Programs for the 2022 Biennial will be announced in the coming months.
How do we learn and listen with the lake? Taking up experiential and artist-led approaches, Programs 2019 explored issues, practices, and methodologies related to the inaugural Biennial.
Led by Ilana Shamoon and co-curated by Clare Butcher and Myung-Sun Kim, the five programming streams—Co-Relations, Currents, Storytelling, Tools for Learning, and the Toronto Biennial of Art Residency—activated the two main Exhibition sites, 259 Lake Shore Blvd E and the Small Arms Inspection Building, and also connected with projects around the city. Through storytelling, conversations, performative interventions, workshops, and readings, Programs invited visitors to gather and learn together in responsive and engaging formats along the water’s edge and beyond.
At 259 Lake Shore Blvd E, the Programs & Learning Hub was a place for gathering and sharing that invited visitors of all ages to engage in conversations, readings, and workshops within modular spaces, a library, and a listening room. Branching through this space, Flourish and Unfold, a mural by Caitlin Taguibao, represented mushrooms and their networks. The piece explored relational ecologies between the living and the non-living, and drew attention to overlooked possibilities for inhabiting the ruins of the present. Situated at the centre of the Hub, the Gendai Mobile Unit was an artwork that functioned as flexible seating, a presentation space, and a storage unit. Designed by Alexandre David and commissioned by Gendai and artist Yam Lau, it offered a platform for spontaneous, collaborative, and reciprocal methodologies that reimagined models of generosity and collective ways of gathering.
Between Biennial editions, Programs nurtures further collaborations and relationships to advance ongoing projects and partnerships into 2020 and 2021.
Moving beyond Exhibition venues, site-specific programs took place at locations across Toronto and Mississauga.
Co-Relations 2019 explored critical local issues—livability, access, interconnectivity—that extended ideas addressed in the Biennial’s first edition. The program demonstrated a deep commitment to placemaking in a series of performances and gatherings, including artist talks, participatory games, civic conversations, youth-engaged projects, workshops, and communal meals. Participants were invited into shifting and expanding dialogues that revealed our often invisible, intangible, or overlooked connections to each other and our environment. These unseen or unnoticed connections provided insights into how we can better build and sustain symbiotic relationships over time.
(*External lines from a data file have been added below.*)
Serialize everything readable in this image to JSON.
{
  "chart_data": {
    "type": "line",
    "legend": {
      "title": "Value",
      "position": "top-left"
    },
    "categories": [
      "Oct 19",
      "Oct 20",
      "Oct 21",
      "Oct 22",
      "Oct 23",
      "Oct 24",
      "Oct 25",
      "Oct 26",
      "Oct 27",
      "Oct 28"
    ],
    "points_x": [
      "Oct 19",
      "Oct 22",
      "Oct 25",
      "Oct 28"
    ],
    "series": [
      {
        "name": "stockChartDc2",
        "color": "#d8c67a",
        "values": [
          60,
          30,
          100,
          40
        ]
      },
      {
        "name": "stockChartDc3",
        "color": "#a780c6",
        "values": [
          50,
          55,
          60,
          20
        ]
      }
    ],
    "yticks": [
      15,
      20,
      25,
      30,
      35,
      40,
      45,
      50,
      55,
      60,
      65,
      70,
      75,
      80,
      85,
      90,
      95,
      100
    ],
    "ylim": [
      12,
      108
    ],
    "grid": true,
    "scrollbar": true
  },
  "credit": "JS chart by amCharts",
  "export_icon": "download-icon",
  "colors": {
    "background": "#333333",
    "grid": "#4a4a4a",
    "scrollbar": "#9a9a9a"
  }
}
Co-Relations was made possible with the generous support of the TD Bank Group through its corporate citizenship platform, The Ready Commitment.
Currents 2019 was a platform for artist-led programming that invited visitors to engage directly with the creative and critical processes at work in the 2019 Exhibition. This stream consisted of talks, performances, symphonies, star-gazing, and ceremonies that traced ideas circulating within and beyond the 2019 Biennial’s main sites and connected with other Exhibition locations. Be it through acts of restitution, revolutionary wearables, ways of knowing with the water, or the ethics of making, Currents asked participants to reconsider what it means to be in and out of relation in the context of artworks featured in the 2019 Exhibition.
Storytelling 2019 sought to shift the mediation of contemporary art away from conventional modes of interpreting and informing to narrating and embodying through weekly walks and conversations. An intergenerational and multilingual group of storytellers shared personal insights and experiences of the city as they guided visitors through the 2019 Exhibition’s installations, research, and political perspectives. Taking us along hidden river routes, through archives, and into speculative futures, storytellers brought submerged narratives related to Toronto’s shifting shoreline to the surface.
The Toronto Biennial of Art Residency is an experimental platform for artists whose socially engaged practices challenge disciplinary and aesthetic conventions in order to expand notions of community and enact social change.
For its inaugural residency, the 2019 Biennial was proud to present the collective Life of a Craphead, whose work spans performance art, film, and curation. For more information on all related Residency activities, please visit torontobiennial.org/programs.
The 2019 Toronto Biennial of Art Residency was presented in partnership with Ireland Park Foundation and Trinity Square Video, and made possible with the generous support of TD Bank Group through its corporate citizenship platform, The Ready Commitment.
Tools for Learning, generated with Biennial participants and collaborators, comprises group exercises, performative scores, proposals for collaborative thinking and making, artist interviews, and audio tours. Tools can be instruments to make and repair, but also strategies to undo and refuse. Whether in the Biennial, the classroom, or at home, our multimedia toolbox can be put to use by educators, students, and other community members in connecting their own experiences and curricula with process-based, playful approaches to contemporary artistic practices. Practically and conceptually, Tools for Learning offers materials and methods for reimagining relations with land, water, and each other.
Tools for Learning is made possible with founding support from the Lang Family Foundation and a generous contribution from the Rossy Family Foundation.